US criticizes countries during WTO talks
By BRADLEY S. KLAPPER
The United States slammed Brazil, India and South Africa on Tuesday
for refusing to open up their manufacturing markets in World Trade
Organization talks, despite recent concessions by Washington on the
sensitive topic of farm subsidies.
The European Union also criticized prominent developing countries for
avoiding a "reasonable" compromise on slashing industrial tariffs at
an important juncture in the six-year WTO round to liberalize world
"This could be the beginning of the end of the round," said Sean
Spicer, spokesman for U.S. Trade Representative Susan Schwab. "This
is a gigantic step backward. Are they trying to find a successful
outcome or are they trying to light a fuse to blow up this round?"
Spicer spoke to The Associated Press from Washington shortly after a
meeting of the WTO's general council concluded in Geneva.

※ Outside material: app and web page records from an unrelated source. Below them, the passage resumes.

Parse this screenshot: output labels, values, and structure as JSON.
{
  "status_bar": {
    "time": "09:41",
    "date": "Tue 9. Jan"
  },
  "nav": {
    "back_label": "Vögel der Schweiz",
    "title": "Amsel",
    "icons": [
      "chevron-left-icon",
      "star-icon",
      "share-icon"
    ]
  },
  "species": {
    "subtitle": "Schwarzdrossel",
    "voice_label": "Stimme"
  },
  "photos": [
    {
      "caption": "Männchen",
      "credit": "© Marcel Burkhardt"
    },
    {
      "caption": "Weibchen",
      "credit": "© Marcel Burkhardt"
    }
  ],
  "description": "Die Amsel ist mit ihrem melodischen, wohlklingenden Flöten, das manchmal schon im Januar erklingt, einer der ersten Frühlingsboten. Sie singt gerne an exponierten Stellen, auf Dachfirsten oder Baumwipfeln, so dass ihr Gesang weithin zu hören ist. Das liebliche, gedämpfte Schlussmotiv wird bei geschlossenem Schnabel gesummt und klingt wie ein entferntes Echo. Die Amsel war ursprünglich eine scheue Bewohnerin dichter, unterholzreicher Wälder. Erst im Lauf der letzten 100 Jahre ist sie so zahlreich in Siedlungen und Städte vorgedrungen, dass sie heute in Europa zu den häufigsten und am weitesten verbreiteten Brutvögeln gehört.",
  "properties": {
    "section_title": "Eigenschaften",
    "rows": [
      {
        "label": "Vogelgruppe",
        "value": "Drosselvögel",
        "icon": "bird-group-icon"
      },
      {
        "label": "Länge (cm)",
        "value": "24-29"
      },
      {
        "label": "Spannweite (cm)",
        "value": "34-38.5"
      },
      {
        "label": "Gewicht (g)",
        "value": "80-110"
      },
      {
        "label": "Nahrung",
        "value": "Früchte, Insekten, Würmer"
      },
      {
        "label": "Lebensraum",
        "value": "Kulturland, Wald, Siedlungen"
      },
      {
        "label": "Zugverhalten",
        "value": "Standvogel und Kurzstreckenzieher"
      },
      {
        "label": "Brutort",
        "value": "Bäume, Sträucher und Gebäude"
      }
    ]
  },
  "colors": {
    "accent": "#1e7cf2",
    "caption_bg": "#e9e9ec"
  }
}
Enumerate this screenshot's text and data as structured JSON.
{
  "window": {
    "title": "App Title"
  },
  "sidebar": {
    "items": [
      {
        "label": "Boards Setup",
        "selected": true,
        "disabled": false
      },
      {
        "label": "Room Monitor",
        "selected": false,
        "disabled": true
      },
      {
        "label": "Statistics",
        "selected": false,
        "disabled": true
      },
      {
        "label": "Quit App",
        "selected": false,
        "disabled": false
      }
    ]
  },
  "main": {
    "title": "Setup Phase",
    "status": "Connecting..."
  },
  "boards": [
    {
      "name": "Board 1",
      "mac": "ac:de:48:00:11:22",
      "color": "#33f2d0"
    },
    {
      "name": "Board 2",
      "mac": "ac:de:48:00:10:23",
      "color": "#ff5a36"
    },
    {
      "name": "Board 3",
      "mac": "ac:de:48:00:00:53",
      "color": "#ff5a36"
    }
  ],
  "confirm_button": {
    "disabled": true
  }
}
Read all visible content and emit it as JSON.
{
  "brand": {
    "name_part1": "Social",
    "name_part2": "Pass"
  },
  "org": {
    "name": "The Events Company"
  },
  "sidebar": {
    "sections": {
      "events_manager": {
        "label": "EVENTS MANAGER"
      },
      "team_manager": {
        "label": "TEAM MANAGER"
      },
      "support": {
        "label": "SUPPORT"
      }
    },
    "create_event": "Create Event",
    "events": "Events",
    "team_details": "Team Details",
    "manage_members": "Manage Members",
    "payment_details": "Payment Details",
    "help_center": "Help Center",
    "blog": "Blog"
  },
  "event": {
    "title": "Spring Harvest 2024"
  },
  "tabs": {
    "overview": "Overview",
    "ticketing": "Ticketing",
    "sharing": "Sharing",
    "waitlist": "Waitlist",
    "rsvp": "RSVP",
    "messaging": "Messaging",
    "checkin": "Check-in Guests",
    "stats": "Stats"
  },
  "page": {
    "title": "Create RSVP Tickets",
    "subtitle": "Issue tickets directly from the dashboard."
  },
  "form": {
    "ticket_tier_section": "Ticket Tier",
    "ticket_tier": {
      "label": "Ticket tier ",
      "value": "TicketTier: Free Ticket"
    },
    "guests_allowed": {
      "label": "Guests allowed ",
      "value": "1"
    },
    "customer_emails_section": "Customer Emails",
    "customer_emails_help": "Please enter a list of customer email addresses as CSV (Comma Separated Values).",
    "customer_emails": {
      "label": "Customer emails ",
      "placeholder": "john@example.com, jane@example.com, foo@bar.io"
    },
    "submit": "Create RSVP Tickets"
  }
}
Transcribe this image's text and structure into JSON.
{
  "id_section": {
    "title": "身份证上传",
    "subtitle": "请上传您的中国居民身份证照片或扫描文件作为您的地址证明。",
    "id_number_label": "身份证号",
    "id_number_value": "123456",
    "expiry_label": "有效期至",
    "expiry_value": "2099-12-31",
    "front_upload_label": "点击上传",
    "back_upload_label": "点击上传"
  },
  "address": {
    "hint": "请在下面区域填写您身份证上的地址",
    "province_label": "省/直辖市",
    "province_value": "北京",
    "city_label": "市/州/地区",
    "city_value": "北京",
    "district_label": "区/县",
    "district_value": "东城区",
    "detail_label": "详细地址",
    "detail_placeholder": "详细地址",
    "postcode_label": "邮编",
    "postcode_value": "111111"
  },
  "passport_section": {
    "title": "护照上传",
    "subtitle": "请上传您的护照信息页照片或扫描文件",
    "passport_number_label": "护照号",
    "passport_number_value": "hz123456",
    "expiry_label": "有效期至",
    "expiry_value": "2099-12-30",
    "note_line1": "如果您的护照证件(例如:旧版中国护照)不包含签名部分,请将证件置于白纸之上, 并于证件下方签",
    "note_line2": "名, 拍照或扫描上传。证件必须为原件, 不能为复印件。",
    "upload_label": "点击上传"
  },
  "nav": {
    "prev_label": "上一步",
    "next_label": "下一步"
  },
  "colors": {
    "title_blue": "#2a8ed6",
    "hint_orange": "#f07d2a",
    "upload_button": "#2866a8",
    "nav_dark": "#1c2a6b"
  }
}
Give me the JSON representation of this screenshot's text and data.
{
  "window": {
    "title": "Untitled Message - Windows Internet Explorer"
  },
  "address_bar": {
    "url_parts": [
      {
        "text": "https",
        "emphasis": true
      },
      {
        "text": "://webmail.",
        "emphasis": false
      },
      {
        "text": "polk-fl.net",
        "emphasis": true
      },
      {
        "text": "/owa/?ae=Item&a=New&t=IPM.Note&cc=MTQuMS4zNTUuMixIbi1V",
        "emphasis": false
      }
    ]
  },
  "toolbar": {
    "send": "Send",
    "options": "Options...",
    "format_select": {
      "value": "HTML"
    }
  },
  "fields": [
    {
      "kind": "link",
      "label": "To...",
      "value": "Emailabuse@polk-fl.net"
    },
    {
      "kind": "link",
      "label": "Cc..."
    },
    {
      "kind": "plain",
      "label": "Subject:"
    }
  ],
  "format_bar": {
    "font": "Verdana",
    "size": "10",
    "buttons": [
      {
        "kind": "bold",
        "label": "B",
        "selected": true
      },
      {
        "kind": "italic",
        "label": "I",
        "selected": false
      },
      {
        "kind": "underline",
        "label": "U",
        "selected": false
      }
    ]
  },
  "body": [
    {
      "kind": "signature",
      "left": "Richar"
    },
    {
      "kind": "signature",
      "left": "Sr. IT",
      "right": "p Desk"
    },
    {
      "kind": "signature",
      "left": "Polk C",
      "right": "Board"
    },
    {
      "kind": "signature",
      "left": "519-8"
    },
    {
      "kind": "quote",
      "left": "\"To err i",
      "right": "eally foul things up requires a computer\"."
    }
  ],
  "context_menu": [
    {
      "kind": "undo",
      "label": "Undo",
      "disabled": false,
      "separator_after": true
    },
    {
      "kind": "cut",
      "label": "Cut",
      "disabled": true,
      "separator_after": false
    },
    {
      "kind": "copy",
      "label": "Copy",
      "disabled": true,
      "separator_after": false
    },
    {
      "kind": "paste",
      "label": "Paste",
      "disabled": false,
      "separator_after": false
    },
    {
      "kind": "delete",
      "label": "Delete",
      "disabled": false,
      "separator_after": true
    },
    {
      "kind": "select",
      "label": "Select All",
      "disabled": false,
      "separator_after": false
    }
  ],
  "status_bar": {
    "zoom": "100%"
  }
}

There, a
large of group of developing countries also including Argentina,
Indonesia, Philippines and Venezuela told the 151-member body that it
was seeking new exceptions for the manufacturing products that make
up the vast majority of goods traded internationally.
Peter Power, spokesman for EU Trade Commissioner Peter Mandelson,
said "alternative papers are not needed" because the WTO's lead
industrial negotiator Don Stephenson of Canada has already issued a
Spicer said the statement from developing countries was "extremely
disappointing." The United States last month indicated its acceptance
of a WTO proposal to limit its trade-distorting farm subsidies to a
range between US$13 billion and US$16.4 billion and has since been
exerting pressure on Brazil, India and South Africa to lead poorer
nations toward a similar pledge to free up trade in manufacturing goods.
"You can continue to see an attempt to wiggle out of serious
commitment," Spicer said, referring to the unwillingness of the three
regional powers to accept Stephenson's proposal to cut tariffs on
their most protected manufactured goods to a level between 19 and 23
percent. "They talk a good game but continue to put little on the
The global trade talks known as the Doha round aim to add billions of
dollars (euros) to the world economy and lift millions of people out
of poverty through free trade. But they have repeatedly stalled since
their inception in Qatar's capital in 2001, largely because of
wrangling between rich and poor nations over eliminating barriers to
farm trade and, more recently, manufacturing trade.
The United States has been under considerable pressure to limit
payments to American farmers of major crops such as corn, cotton,
rice, soybean and wheat. Critics of the subsidies say they drive down
prices, making it impossible for small farms to compete in
international markets and more difficult for poorer countries to
develop their economies by selling agricultural produce abroad.
But Washington's move last month has shifted some of the pressure to
the countries that have resisted calls to make industrial
concessions. The statement Tuesday by developing countries said that
reducing farm tariffs and subsidies is "critical for establishing a
fair and equitable global trading regime," and indicated that
manufacturing cuts should come later.
"One size doesn't fit all," said Ambassador Oscar Carvallo of
Venezuela, one of about 90 countries to sign the paper. "That's the
majority of the membership. We need rules that accommodate the real
concerns that members have. That's the only way to get the agreement
Part of the reason the Doha round has sparked such fierce and
prolonged debates is that the final treaty must be agreed by
consensus and will be legally binding on all countries. The new WTO
proposals, by Stephenson and chief farm trade negotiator Crawford
Falconer, were released in July in an attempt to force countries into
Washington conceded ground on farm subsidies on condition that other
countries accept Falconer's plan for cutting tariffs on farm
products. For the EU, for example, that would mean a reduction of its
highest farm tariffs by 66 percent to 73 percent, something Brussels
has said it can accept.